As I type this now I’m so mad I’m crying.

I miss everything, you know. The boring, the bad, the scary, the let’s-never-go-to-bed-again-this-is-the-only-thing-worth-doing-until-we-die. And talking, I miss talking the most. I rarely ever do it these days. I can’t discuss any of my problems with my friends and family from home. How can I have problems when I’ve just bought a flat? When I’ve got Netflix?

I sip my lemon-less water and wait for the smoke to clear, secretly hoping my brain has learned its lesson well over the years, and will prove appropriately selective in terms of Barcelona memories. A map of broken friendships is the last thing I need in my perfect, British accented little life these days.


I bought a couple of picture frames on my lunch break today. I’ll spend tonight nailing things to the walls, leaving more permanent scars into the surfaces of this place. Then on Friday, my book shelves are coming. I’ve taken the day off and I’m planning to spend it sipping indecent amounts of Spanish wine, dusting, stacking and re-stacking my hardcovers. We’ll probably have a little house warming get together around Halloween, so I’d better learn how to turn the oven on by then.

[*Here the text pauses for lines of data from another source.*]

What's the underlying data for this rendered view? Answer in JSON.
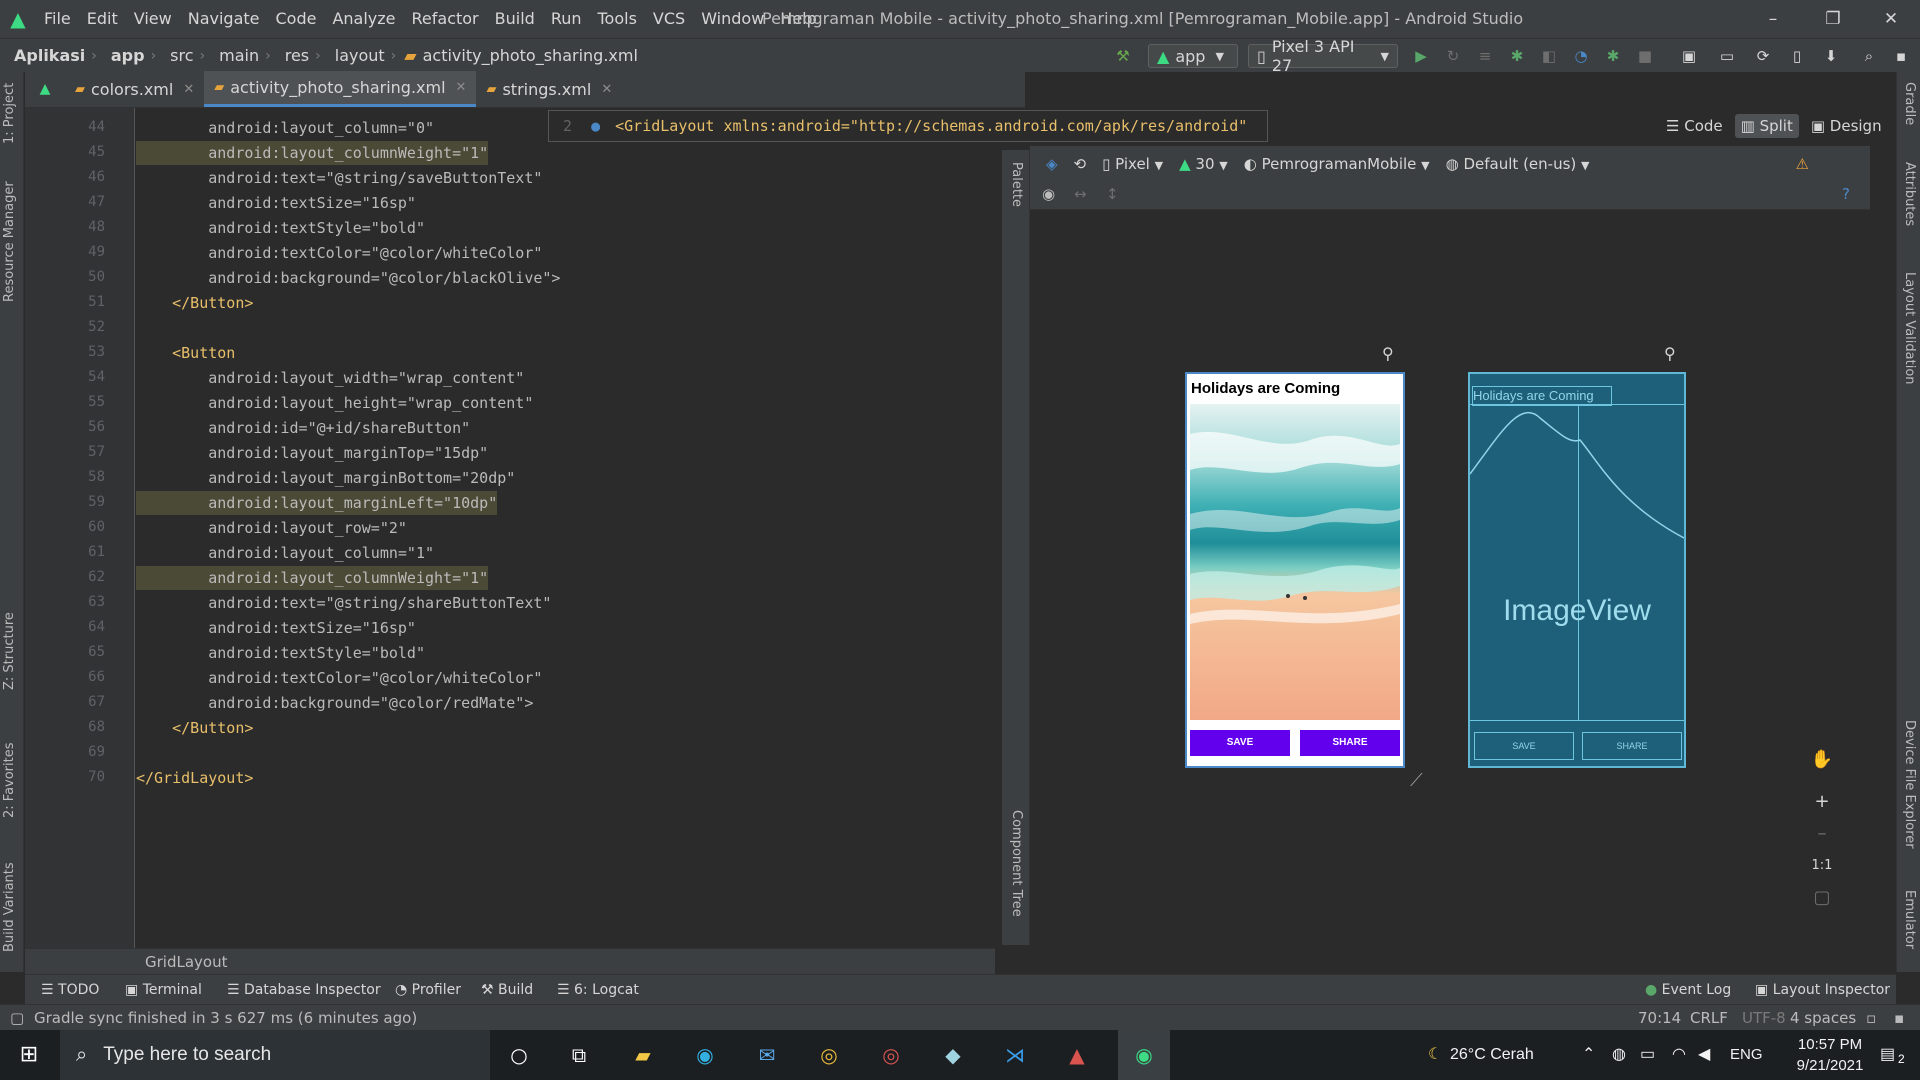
{
  "window": {
    "title": "Pemrograman Mobile - activity_photo_sharing.xml [Pemrograman_Mobile.app] - Android Studio",
    "controls": {
      "minimize": "–",
      "maximize": "❐",
      "close": "✕"
    }
  },
  "menu": [
    "File",
    "Edit",
    "View",
    "Navigate",
    "Code",
    "Analyze",
    "Refactor",
    "Build",
    "Run",
    "Tools",
    "VCS",
    "Window",
    "Help"
  ],
  "breadcrumb": [
    "Aplikasi",
    "app",
    "src",
    "main",
    "res",
    "layout",
    "activity_photo_sharing.xml"
  ],
  "toolbar": {
    "run_config": "app",
    "device": "Pixel 3 API 27"
  },
  "tabs": [
    {
      "label": "colors.xml"
    },
    {
      "label": "activity_photo_sharing.xml"
    },
    {
      "label": "strings.xml"
    }
  ],
  "left_strip": {
    "project": "1: Project",
    "resource_manager": "Resource Manager",
    "structure": "Z: Structure",
    "favorites": "2: Favorites",
    "build_variants": "Build Variants"
  },
  "right_strip": {
    "gradle": "Gradle",
    "attributes": "Attributes",
    "layout_validation": "Layout Validation",
    "device_file_explorer": "Device File Explorer",
    "emulator": "Emulator"
  },
  "breadcrumb_popup": {
    "line": "2",
    "code": "<GridLayout xmlns:android=\"http://schemas.android.com/apk/res/android\""
  },
  "editor": {
    "lines": [
      {
        "n": "44",
        "text": "        android:layout_column=\"0\""
      },
      {
        "n": "45",
        "text": "        android:layout_columnWeight=\"1\""
      },
      {
        "n": "46",
        "text": "        android:text=\"@string/saveButtonText\""
      },
      {
        "n": "47",
        "text": "        android:textSize=\"16sp\""
      },
      {
        "n": "48",
        "text": "        android:textStyle=\"bold\""
      },
      {
        "n": "49",
        "text": "        android:textColor=\"@color/whiteColor\""
      },
      {
        "n": "50",
        "text": "        android:background=\"@color/blackOlive\">"
      },
      {
        "n": "51",
        "text": "    </Button>"
      },
      {
        "n": "52",
        "text": ""
      },
      {
        "n": "53",
        "text": "    <Button"
      },
      {
        "n": "54",
        "text": "        android:layout_width=\"wrap_content\""
      },
      {
        "n": "55",
        "text": "        android:layout_height=\"wrap_content\""
      },
      {
        "n": "56",
        "text": "        android:id=\"@+id/shareButton\""
      },
      {
        "n": "57",
        "text": "        android:layout_marginTop=\"15dp\""
      },
      {
        "n": "58",
        "text": "        android:layout_marginBottom=\"20dp\""
      },
      {
        "n": "59",
        "text": "        android:layout_marginLeft=\"10dp\""
      },
      {
        "n": "60",
        "text": "        android:layout_row=\"2\""
      },
      {
        "n": "61",
        "text": "        android:layout_column=\"1\""
      },
      {
        "n": "62",
        "text": "        android:layout_columnWeight=\"1\""
      },
      {
        "n": "63",
        "text": "        android:text=\"@string/shareButtonText\""
      },
      {
        "n": "64",
        "text": "        android:textSize=\"16sp\""
      },
      {
        "n": "65",
        "text": "        android:textStyle=\"bold\""
      },
      {
        "n": "66",
        "text": "        android:textColor=\"@color/whiteColor\""
      },
      {
        "n": "67",
        "text": "        android:background=\"@color/redMate\">"
      },
      {
        "n": "68",
        "text": "    </Button>"
      },
      {
        "n": "69",
        "text": ""
      },
      {
        "n": "70",
        "text": "</GridLayout>"
      }
    ],
    "footer_breadcrumb": "GridLayout"
  },
  "view_modes": {
    "code": "Code",
    "split": "Split",
    "design": "Design"
  },
  "design_toolbar": {
    "device": "Pixel",
    "api": "30",
    "theme": "PemrogramanMobile",
    "locale": "Default (en-us)"
  },
  "palette": {
    "palette": "Palette",
    "component_tree": "Component Tree"
  },
  "preview": {
    "title": "Holidays are Coming",
    "save_button": "SAVE",
    "share_button": "SHARE",
    "blueprint_title": "Holidays are Coming",
    "blueprint_image": "ImageView",
    "blueprint_save": "SAVE",
    "blueprint_share": "SHARE"
  },
  "zoom": {
    "zoom_in": "+",
    "zoom_out": "–",
    "actual_size": "1:1"
  },
  "tool_windows": {
    "todo": "TODO",
    "terminal": "Terminal",
    "database_inspector": "Database Inspector",
    "profiler": "Profiler",
    "build": "Build",
    "logcat": "6: Logcat",
    "event_log": "Event Log",
    "layout_inspector": "Layout Inspector"
  },
  "status": {
    "message": "Gradle sync finished in 3 s 627 ms (6 minutes ago)",
    "position": "70:14",
    "line_sep": "CRLF",
    "encoding": "UTF-8",
    "indent": "4 spaces"
  },
  "taskbar": {
    "search_placeholder": "Type here to search",
    "weather": "26°C  Cerah",
    "language": "ENG",
    "time": "10:57 PM",
    "date": "9/21/2021",
    "notifications": "2"
  },
  "colors": {
    "accent": "#4a88c7",
    "purple_button": "#6200ee",
    "blueprint": "#1e6079",
    "android_green": "#3ddc84"
  }
}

My high school friend M gave birth to a baby girl yesterday. We spent the morning on FaceTime laughing and crying like silly teenagers, and I’m planning to open that first-night-in-the-new-flat bottle of champagne we’d forgotten about tonight, in her honor. Teodora. Thirty hours old. A piece of someone I used to share secrets with. Crazy how you can love a person based on just that. I guess there’s a very thin line between the everyday and the extraordinary, and the latter, exhausting as it is, is worth it sometimes.